I suddenly remembered that my step mom, Sandy, and brother Tommy had sent me a Christmas card with $100 in it, so the battery was, in essence, already paid for before I even had to replace it. That was a minor miracle. And, honestly, as a single woman whose car has over 100,000 miles on it, I need to belong to the Auto Club. It’s just common sense, a safety issue. As for the battery, it was the original one that came with the car and I think I’d been keeping it going with magic and prayers to Asphalta, the Automotive Goddess, so I needed to get a new one anyhow before it died on me someplace really inconvenient.
It will be tight, but I will be able to afford my health insurance payment this month and the ENT doctor’s down payment on Monday. There are some other funds out there in the bush, and I know that money will come in on time, when I really need it.
But the point is, it’s always like this. A challenge arises. I begin to worry. I swallow my tongue and spin counter clockwise 360. But why put myself through that? Help always comes. Where did we learn to worry in the first place? Is this some kind of cultural dysfunction, something we ingested with the idea of Original Sin?
A poet once said something like the following: We are beheld, beloved, and always cared for. And we are.
It takes practicing greater courage, faith, surrender, and imagination, but I’m making progress.
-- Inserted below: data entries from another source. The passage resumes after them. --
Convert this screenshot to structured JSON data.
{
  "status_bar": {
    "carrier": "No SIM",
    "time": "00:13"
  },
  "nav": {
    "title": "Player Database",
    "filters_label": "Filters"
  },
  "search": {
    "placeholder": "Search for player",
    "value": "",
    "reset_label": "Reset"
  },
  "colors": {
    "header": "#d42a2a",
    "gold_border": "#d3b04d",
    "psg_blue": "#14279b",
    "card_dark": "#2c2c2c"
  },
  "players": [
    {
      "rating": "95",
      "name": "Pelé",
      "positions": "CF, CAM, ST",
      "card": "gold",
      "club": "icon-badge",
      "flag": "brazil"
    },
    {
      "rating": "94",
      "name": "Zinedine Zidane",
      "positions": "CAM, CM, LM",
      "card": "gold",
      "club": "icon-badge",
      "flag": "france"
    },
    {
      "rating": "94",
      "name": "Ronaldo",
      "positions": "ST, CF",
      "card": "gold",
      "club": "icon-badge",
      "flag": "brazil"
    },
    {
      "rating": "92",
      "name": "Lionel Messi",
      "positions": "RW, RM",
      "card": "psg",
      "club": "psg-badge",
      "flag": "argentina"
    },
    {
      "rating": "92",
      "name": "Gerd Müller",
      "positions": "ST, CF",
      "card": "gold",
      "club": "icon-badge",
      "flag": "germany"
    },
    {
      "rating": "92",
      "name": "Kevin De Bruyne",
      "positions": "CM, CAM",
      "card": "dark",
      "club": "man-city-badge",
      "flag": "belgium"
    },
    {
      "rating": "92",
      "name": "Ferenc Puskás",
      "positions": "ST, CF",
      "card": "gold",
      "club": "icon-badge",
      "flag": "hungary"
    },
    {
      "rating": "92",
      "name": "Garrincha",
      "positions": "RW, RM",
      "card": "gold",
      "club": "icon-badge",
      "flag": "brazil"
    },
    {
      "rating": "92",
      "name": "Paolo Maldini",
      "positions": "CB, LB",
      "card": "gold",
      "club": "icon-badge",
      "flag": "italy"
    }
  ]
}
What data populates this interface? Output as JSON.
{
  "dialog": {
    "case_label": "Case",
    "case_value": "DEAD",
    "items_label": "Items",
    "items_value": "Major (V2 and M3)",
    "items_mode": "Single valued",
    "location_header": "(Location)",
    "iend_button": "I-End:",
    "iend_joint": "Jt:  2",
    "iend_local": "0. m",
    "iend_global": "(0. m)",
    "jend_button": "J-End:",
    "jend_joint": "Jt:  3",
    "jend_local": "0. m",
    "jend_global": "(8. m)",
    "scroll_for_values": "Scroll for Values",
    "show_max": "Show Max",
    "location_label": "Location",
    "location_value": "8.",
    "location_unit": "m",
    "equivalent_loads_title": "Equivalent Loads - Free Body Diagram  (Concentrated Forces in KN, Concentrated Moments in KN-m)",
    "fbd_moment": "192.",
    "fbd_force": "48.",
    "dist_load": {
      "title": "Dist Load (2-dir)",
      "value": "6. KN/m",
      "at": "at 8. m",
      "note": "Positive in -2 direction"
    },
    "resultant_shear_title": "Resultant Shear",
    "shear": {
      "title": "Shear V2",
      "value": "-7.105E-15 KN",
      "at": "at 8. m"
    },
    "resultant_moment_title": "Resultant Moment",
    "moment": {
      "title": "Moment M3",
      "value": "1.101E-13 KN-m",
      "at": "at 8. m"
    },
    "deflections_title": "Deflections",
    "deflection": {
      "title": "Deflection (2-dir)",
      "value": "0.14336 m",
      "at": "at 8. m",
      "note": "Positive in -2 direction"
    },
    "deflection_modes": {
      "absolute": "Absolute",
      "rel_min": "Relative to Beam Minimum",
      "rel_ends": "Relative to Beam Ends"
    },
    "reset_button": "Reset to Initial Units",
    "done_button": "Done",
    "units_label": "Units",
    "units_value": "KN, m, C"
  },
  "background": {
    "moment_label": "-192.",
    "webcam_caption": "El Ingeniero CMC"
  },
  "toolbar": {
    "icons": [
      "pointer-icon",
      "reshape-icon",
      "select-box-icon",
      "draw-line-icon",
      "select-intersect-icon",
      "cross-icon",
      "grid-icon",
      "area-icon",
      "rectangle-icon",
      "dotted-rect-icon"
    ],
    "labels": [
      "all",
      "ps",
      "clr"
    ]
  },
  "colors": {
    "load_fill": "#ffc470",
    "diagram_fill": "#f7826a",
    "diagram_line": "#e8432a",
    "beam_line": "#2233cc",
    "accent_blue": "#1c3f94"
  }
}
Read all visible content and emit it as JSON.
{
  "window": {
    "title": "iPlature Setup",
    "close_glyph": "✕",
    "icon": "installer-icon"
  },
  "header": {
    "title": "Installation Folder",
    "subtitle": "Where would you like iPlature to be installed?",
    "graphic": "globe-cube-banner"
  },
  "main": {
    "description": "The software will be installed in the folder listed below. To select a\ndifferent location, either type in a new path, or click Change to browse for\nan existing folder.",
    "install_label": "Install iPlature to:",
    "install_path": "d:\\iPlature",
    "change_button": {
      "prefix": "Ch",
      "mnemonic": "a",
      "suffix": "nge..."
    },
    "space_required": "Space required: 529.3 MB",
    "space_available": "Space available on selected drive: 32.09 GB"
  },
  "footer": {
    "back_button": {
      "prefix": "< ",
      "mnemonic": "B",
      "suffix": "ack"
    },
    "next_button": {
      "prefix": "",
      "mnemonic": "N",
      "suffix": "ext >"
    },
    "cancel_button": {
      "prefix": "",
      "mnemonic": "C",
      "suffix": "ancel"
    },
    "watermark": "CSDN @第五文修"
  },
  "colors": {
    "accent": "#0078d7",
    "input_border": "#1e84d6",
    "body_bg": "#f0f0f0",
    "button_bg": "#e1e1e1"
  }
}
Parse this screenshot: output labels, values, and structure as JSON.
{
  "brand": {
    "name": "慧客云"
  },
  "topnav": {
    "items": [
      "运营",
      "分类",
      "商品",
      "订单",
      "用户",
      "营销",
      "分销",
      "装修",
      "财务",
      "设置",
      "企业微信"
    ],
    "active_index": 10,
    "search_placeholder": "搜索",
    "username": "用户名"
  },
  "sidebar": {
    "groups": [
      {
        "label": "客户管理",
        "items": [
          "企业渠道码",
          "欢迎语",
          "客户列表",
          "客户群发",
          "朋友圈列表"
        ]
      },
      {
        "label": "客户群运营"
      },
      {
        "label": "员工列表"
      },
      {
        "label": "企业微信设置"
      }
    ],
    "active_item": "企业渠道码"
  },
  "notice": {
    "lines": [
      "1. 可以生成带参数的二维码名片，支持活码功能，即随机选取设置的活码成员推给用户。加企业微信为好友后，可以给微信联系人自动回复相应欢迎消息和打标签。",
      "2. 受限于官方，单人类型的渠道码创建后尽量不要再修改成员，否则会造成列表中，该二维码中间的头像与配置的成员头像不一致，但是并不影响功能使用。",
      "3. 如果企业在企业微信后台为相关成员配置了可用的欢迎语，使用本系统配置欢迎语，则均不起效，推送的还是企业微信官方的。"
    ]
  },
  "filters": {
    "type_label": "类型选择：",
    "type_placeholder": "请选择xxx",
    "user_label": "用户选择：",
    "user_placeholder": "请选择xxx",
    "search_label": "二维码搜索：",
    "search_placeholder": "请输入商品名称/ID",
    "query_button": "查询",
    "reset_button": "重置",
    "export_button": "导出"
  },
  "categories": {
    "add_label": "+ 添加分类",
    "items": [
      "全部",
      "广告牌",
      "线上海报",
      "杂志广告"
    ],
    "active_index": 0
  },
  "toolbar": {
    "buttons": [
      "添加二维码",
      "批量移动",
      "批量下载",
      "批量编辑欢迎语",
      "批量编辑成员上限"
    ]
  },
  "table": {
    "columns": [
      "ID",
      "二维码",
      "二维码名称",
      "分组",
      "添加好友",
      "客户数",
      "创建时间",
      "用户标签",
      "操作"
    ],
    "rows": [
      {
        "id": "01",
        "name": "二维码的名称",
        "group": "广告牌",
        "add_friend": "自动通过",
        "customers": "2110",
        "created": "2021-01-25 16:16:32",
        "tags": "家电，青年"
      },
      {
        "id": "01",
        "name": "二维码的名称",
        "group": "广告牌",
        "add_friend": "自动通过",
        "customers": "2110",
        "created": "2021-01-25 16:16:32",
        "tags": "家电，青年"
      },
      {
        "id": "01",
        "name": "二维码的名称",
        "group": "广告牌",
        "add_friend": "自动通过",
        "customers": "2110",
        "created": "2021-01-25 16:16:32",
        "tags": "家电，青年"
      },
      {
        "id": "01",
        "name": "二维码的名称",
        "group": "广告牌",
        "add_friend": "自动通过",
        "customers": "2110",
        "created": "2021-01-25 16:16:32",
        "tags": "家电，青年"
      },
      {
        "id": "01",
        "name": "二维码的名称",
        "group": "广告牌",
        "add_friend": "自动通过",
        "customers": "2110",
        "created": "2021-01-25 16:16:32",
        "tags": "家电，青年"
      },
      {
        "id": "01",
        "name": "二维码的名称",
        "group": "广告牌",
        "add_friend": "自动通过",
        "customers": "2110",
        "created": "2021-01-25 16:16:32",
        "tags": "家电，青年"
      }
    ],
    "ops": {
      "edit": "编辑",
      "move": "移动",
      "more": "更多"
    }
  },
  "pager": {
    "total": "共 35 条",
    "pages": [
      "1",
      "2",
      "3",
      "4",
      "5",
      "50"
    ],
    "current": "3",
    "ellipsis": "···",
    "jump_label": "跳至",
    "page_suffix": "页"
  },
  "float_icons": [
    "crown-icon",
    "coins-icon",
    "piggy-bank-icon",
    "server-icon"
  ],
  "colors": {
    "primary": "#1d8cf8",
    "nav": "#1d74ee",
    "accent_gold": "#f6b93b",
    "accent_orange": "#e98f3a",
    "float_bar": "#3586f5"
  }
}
I’m even starting to feel a little silly when I worry, knowing how self-indulgent it is because I truly have caught a glimpse of that magnificent Universe out there, which is 100 percent on our side and just waiting to help us. Lately, I’ve even been making it part of my practice when a challenge arrives in my life to say, “Thank you, God, for giving me one more chance to witness how much you love me and how you will always take care of me.”
There is always enough of everything we need. We have armies fighting on our side, both human and supernatural. You can relax now. Peace be still.